• HOW TO COMPLETE THIS TASK
Identify and copy all lines of the material where the string "arrow" is found.
<<<<
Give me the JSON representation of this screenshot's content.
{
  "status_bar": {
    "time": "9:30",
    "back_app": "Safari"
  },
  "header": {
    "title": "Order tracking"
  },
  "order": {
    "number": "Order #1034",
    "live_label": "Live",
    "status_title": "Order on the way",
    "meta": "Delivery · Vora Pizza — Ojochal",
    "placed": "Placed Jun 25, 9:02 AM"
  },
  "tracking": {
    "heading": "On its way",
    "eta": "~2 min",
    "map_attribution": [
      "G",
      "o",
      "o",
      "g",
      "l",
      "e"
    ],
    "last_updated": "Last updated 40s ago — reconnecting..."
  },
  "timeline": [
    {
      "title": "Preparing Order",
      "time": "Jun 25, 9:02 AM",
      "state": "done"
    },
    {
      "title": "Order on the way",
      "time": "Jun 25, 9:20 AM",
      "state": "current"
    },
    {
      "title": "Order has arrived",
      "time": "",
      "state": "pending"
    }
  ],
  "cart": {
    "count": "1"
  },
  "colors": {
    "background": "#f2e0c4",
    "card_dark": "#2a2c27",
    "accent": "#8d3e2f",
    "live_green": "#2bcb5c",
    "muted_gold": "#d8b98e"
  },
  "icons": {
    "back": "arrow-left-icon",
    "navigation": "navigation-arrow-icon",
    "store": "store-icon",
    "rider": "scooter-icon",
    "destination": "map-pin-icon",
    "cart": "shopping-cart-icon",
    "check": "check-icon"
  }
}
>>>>
• EXERCISE ANSWER
    "back": "arrow-left-icon",
    "navigation": "navigation-arrow-icon",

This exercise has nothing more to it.